AB

Hi, I really like todoist but there's one thing that bugs me. I have a project called "Next Actions", and in GTD style this contains sub projects called "@home", "@calls", etc. which are indented. Each of these sub projects has its own tasks/subtasks.

When the disclosure arrow next to the "Next Actions" project is pointing to the right and only this project is showing, the number next to it indicates the number of TASKS contained in all of the subprojects. I think it would be much better if this number showed the number of sub projects, not the number of tasks. Is there any way to achieve this?

Also, when I click on "Next Actions" and all sub projects are displayed on the right hand side, why is the main parent project (Next Actions in this case) shown as the same size and font as the sub projects? Shouldn't this be larger to indicate that it's a header which contains all the sub projects? Also, why does this header have the option to "add task" in this view? Is there any way to turn this off?

Thanks for your help.

All responses

David Trey staff
Replied on Jan 05, 2014 - 15:09

Hello Anthony,

Unfortunately, that's not possible. These counters always show the number of tasks within a project and if you collapse a project structure, the numbers get added to show you how many tasks you have in this structure.

Regarding your second question - when you click on the name of the parent project, then you will see all of the projects in this structure listed with tasks below them. On the right, the project structure itself is not shown, only a list of tasks below the projects' names. It's not possible to show the structure without the name of one or multiple projects.


Best regards,
David

AB
Anthony Bee premium
Replied on Jan 05, 2014 - 16:57

Hi David, thank you for your reply.

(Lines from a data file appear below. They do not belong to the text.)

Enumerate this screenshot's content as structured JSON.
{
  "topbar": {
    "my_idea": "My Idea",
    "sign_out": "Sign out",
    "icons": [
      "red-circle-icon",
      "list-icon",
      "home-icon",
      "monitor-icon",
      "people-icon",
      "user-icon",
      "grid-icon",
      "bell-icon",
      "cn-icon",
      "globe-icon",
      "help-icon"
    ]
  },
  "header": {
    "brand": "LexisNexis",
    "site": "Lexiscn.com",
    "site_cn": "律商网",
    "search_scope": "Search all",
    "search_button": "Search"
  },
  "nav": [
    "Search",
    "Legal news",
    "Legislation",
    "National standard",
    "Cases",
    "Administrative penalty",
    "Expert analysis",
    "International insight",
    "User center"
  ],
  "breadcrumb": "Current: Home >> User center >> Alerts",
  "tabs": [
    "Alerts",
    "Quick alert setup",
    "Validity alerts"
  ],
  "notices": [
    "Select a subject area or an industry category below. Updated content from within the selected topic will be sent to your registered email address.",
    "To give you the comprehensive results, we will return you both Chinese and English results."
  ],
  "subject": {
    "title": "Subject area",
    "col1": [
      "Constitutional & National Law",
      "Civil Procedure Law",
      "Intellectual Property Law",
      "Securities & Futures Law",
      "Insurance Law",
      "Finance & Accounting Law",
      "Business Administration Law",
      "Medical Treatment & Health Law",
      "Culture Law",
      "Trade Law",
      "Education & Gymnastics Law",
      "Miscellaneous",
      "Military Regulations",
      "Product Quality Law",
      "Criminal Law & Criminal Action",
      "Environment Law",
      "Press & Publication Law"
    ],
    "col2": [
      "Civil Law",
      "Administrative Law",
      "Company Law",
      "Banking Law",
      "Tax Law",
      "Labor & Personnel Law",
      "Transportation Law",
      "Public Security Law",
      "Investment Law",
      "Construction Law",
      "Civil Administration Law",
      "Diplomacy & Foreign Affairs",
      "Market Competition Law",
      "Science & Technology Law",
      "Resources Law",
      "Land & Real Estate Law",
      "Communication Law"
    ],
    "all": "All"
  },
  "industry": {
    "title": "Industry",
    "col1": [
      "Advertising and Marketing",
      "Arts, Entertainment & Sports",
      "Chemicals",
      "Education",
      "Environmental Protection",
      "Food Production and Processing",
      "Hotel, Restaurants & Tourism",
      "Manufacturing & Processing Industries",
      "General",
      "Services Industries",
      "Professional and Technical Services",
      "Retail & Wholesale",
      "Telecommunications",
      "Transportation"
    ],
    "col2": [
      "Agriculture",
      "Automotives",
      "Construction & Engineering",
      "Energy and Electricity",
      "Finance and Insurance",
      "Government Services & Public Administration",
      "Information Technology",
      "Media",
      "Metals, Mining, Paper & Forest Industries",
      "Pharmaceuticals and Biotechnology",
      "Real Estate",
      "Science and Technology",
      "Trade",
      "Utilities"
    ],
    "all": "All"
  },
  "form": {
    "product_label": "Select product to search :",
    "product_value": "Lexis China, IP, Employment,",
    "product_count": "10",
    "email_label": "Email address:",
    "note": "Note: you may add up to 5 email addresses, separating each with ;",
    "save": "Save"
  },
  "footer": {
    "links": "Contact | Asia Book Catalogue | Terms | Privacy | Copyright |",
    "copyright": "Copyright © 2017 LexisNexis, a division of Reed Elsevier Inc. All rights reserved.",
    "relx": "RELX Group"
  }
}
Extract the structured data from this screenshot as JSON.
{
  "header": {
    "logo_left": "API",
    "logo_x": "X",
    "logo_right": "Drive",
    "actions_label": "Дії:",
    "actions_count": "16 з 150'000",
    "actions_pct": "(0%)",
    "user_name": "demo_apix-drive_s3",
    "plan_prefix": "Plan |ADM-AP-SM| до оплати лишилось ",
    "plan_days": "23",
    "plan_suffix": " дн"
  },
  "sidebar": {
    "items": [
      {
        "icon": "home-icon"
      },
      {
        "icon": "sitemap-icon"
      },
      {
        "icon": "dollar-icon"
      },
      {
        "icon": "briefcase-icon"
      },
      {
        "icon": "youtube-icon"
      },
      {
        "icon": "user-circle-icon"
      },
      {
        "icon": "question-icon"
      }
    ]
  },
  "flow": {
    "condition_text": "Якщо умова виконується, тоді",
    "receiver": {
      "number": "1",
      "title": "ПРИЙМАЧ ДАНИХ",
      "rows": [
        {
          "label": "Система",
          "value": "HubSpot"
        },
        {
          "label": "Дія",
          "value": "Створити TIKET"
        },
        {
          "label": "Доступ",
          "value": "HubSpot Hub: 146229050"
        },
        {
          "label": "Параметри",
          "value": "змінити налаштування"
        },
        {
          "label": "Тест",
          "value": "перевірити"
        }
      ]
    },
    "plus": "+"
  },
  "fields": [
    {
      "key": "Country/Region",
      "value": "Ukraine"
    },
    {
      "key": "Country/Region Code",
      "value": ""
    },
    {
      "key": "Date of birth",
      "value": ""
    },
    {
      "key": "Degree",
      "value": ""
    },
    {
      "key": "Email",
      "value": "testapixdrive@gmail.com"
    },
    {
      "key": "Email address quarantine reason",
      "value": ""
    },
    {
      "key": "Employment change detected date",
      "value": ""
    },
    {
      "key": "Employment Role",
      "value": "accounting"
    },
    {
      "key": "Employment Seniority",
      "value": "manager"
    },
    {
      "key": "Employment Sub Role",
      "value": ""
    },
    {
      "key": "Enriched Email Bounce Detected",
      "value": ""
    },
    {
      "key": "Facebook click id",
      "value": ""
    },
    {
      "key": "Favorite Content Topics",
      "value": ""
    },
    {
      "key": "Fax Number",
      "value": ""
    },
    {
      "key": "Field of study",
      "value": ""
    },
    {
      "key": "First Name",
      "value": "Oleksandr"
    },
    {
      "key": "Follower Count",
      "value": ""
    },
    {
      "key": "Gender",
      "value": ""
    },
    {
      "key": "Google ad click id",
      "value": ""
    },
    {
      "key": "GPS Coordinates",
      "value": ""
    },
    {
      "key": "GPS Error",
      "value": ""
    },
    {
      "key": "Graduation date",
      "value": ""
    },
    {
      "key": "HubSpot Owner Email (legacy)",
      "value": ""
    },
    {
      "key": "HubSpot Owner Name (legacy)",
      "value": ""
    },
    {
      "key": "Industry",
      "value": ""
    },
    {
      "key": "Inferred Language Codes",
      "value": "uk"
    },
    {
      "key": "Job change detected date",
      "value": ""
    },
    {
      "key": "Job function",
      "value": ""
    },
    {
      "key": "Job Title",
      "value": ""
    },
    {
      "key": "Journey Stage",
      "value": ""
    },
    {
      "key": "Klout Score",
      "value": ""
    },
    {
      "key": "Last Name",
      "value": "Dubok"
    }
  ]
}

I think my problem stems from the fact that my "Next Actions" parent project, is actually not a project at all. At least, not in the way I'd like to use it. my "Next Actions" list is just a place-holder, which itself holds other place-holders (sub-projects in todoist speak) like @home, etc., which finally hold tasks. I'd never need or want to add a task to a place-holder, since it's only the deepest sub-projects which contain the tasks.

It's possibly just a conceptual difference, in the sense that todoist seems to assume by default that every list is a project. In the GTD literature "Next Action" lists are simply stand-alone lists containing single tasks.

This makes using todoist for GTD a little confusing, since, for example, in my list of projects on the lhs, I have a project called "Projects" :)

David Trey staff
Replied on Jan 06, 2014 - 06:40

Anthony,

In that case, you can use labels for next actions and projects for something else (context?). To do so, click on a task and type @next within its name - this will create a label and if you click on this label or type @next within the search bar, you'll see a label-based list.

This way you could use projects for different purposes and labels for others. Try it out and see if it works out for you :)


Best regards,
David

AB
Anthony Bee premium
Replied on Jan 06, 2014 - 10:25

David,

Thanks for the suggestion, I'll try that and see how it works out. The problem I foresee is that these labelled tasks are then left in the "inbox". In the GTD philosophy the inbox is simply a repository for unprocessed 'stuff', and should be cleared as often as possible. It doesn't contain next actions, which are single tasks arising from the process of thinking about and refining the ideas/thoughts/etc. in the inbox.

I suppose could create another project called 'labelled', in which to move these next actions. But I find this unsatisfactory, since 'labelled' or 'processed' is just a 'folder' or place holder, it's not a project.

It's not a huge deal or anything, and I don't think it will prevent me from renewing my premium subscription. But defining every item as either an "inbox" item, or as a project, seems to be somewhat at odds with the GTD philosophy (at least that espoused by David Allen).

Having said that, of course I'm aware that not everyone using todoist will want to apply this approach.

Anyway, I'll try using labels and see what happens. Thanks